#### [EXERCISE BRIEF]
Below are some entries; can you quote all of them exactly?

- - -

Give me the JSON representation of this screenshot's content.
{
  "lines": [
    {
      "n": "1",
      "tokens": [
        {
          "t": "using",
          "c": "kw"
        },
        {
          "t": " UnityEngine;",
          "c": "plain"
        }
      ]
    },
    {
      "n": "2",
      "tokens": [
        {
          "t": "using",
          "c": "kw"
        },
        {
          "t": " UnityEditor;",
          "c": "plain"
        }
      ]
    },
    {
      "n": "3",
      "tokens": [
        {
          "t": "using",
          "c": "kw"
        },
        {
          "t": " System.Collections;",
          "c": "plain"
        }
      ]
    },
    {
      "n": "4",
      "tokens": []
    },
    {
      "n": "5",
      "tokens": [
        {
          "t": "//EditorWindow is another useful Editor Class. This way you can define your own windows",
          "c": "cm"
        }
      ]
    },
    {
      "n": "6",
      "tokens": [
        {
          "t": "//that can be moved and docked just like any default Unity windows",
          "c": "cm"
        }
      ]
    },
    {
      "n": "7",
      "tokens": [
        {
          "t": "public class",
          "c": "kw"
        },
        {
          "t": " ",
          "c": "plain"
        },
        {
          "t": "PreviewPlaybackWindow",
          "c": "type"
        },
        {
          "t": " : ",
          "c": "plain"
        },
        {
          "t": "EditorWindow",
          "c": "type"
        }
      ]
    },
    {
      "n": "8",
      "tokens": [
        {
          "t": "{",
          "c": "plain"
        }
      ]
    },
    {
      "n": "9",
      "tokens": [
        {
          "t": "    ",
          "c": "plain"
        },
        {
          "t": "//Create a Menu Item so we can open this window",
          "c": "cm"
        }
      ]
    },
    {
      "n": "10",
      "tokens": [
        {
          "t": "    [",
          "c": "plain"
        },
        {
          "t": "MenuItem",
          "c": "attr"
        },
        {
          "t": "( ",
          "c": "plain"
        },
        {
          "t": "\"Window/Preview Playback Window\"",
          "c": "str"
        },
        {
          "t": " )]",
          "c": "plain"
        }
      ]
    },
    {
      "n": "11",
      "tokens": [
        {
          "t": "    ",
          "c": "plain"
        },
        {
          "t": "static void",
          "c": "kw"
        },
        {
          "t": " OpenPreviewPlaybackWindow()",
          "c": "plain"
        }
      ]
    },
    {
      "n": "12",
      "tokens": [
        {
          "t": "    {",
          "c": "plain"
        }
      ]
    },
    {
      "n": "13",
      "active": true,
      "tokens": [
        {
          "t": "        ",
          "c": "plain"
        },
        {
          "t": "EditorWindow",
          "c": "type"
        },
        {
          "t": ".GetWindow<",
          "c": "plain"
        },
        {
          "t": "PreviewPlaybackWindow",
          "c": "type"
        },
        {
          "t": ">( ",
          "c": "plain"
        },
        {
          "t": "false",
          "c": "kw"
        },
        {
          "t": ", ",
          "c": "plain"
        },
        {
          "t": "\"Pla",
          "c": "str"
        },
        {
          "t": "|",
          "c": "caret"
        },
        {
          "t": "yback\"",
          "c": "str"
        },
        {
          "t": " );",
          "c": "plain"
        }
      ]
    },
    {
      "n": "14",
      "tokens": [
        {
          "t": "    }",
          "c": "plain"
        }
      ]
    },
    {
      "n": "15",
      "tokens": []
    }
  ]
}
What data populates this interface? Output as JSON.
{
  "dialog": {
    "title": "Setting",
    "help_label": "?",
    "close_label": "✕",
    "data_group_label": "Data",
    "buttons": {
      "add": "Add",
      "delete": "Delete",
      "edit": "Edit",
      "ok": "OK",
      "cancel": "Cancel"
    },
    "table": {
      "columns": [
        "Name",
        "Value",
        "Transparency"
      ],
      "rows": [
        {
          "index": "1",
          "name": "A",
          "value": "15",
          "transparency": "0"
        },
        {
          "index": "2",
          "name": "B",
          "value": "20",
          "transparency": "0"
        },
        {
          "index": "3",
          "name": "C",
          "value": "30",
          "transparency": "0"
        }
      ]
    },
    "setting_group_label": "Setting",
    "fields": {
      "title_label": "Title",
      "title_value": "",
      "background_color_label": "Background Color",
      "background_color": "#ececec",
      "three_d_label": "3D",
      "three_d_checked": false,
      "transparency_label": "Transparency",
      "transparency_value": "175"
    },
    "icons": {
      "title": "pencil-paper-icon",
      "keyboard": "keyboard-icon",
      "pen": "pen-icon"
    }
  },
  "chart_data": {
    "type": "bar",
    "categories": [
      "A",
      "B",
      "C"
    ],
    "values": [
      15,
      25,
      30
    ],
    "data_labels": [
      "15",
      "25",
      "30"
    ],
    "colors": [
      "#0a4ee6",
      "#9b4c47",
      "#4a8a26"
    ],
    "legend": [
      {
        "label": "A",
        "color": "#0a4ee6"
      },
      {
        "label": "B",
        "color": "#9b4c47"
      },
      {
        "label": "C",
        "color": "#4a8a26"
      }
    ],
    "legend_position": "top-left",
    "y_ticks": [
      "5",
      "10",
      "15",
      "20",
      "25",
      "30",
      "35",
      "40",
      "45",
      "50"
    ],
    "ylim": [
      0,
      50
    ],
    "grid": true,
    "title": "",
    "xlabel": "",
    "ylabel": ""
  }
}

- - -

#### [SOLUTION FOR THIS PROBLEM]
Give me the JSON representation of this screenshot's content.
{
  "lines": [
    {
      "n": "1",
      "tokens": [
        {
          "t": "using",
          "c": "kw"
        },
        {
          "t": " UnityEngine;",
          "c": "plain"
        }
      ]
    },
    {
      "n": "2",
      "tokens": [
        {
          "t": "using",
          "c": "kw"
        },
        {
          "t": " UnityEditor;",
          "c": "plain"
        }
      ]
    },
    {
      "n": "3",
      "tokens": [
        {
          "t": "using",
          "c": "kw"
        },
        {
          "t": " System.Collections;",
          "c": "plain"
        }
      ]
    },
    {
      "n": "4",
      "tokens": []
    },
    {
      "n": "5",
      "tokens": [
        {
          "t": "//EditorWindow is another useful Editor Class. This way you can define your own windows",
          "c": "cm"
        }
      ]
    },
    {
      "n": "6",
      "tokens": [
        {
          "t": "//that can be moved and docked just like any default Unity windows",
          "c": "cm"
        }
      ]
    },
    {
      "n": "7",
      "tokens": [
        {
          "t": "public class",
          "c": "kw"
        },
        {
          "t": " ",
          "c": "plain"
        },
        {
          "t": "PreviewPlaybackWindow",
          "c": "type"
        },
        {
          "t": " : ",
          "c": "plain"
        },
        {
          "t": "EditorWindow",
          "c": "type"
        }
      ]
    },
    {
      "n": "8",
      "tokens": [
        {
          "t": "{",
          "c": "plain"
        }
      ]
    },
    {
      "n": "9",
      "tokens": [
        {
          "t": "    ",
          "c": "plain"
        },
        {
          "t": "//Create a Menu Item so we can open this window",
          "c": "cm"
        }
      ]
    },
    {
      "n": "10",
      "tokens": [
        {
          "t": "    [",
          "c": "plain"
        },
        {
          "t": "MenuItem",
          "c": "attr"
        },
        {
          "t": "( ",
          "c": "plain"
        },
        {
          "t": "\"Window/Preview Playback Window\"",
          "c": "str"
        },
        {
          "t": " )]",
          "c": "plain"
        }
      ]
    },
    {
      "n": "11",
      "tokens": [
        {
          "t": "    ",
          "c": "plain"
        },
        {
          "t": "static void",
          "c": "kw"
        },
        {
          "t": " OpenPreviewPlaybackWindow()",
          "c": "plain"
        }
      ]
    },
    {
      "n": "12",
      "tokens": [
        {
          "t": "    {",
          "c": "plain"
        }
      ]
    },
    {
      "n": "13",
      "active": true,
      "tokens": [
        {
          "t": "        ",
          "c": "plain"
        },
        {
          "t": "EditorWindow",
          "c": "type"
        },
        {
          "t": ".GetWindow<",
          "c": "plain"
        },
        {
          "t": "PreviewPlaybackWindow",
          "c": "type"
        },
        {
          "t": ">( ",
          "c": "plain"
        },
        {
          "t": "false",
          "c": "kw"
        },
        {
          "t": ", ",
          "c": "plain"
        },
        {
          "t": "\"Pla",
          "c": "str"
        },
        {
          "t": "|",
          "c": "caret"
        },
        {
          "t": "yback\"",
          "c": "str"
        },
        {
          "t": " );",
          "c": "plain"
        }
      ]
    },
    {
      "n": "14",
      "tokens": [
        {
          "t": "    }",
          "c": "plain"
        }
      ]
    },
    {
      "n": "15",
      "tokens": []
    }
  ]
}
What data populates this interface? Output as JSON.
{
  "dialog": {
    "title": "Setting",
    "help_label": "?",
    "close_label": "✕",
    "data_group_label": "Data",
    "buttons": {
      "add": "Add",
      "delete": "Delete",
      "edit": "Edit",
      "ok": "OK",
      "cancel": "Cancel"
    },
    "table": {
      "columns": [
        "Name",
        "Value",
        "Transparency"
      ],
      "rows": [
        {
          "index": "1",
          "name": "A",
          "value": "15",
          "transparency": "0"
        },
        {
          "index": "2",
          "name": "B",
          "value": "20",
          "transparency": "0"
        },
        {
          "index": "3",
          "name": "C",
          "value": "30",
          "transparency": "0"
        }
      ]
    },
    "setting_group_label": "Setting",
    "fields": {
      "title_label": "Title",
      "title_value": "",
      "background_color_label": "Background Color",
      "background_color": "#ececec",
      "three_d_label": "3D",
      "three_d_checked": false,
      "transparency_label": "Transparency",
      "transparency_value": "175"
    },
    "icons": {
      "title": "pencil-paper-icon",
      "keyboard": "keyboard-icon",
      "pen": "pen-icon"
    }
  },
  "chart_data": {
    "type": "bar",
    "categories": [
      "A",
      "B",
      "C"
    ],
    "values": [
      15,
      25,
      30
    ],
    "data_labels": [
      "15",
      "25",
      "30"
    ],
    "colors": [
      "#0a4ee6",
      "#9b4c47",
      "#4a8a26"
    ],
    "legend": [
      {
        "label": "A",
        "color": "#0a4ee6"
      },
      {
        "label": "B",
        "color": "#9b4c47"
      },
      {
        "label": "C",
        "color": "#4a8a26"
      }
    ],
    "legend_position": "top-left",
    "y_ticks": [
      "5",
      "10",
      "15",
      "20",
      "25",
      "30",
      "35",
      "40",
      "45",
      "50"
    ],
    "ylim": [
      0,
      50
    ],
    "grid": true,
    "title": "",
    "xlabel": "",
    "ylabel": ""
  }
}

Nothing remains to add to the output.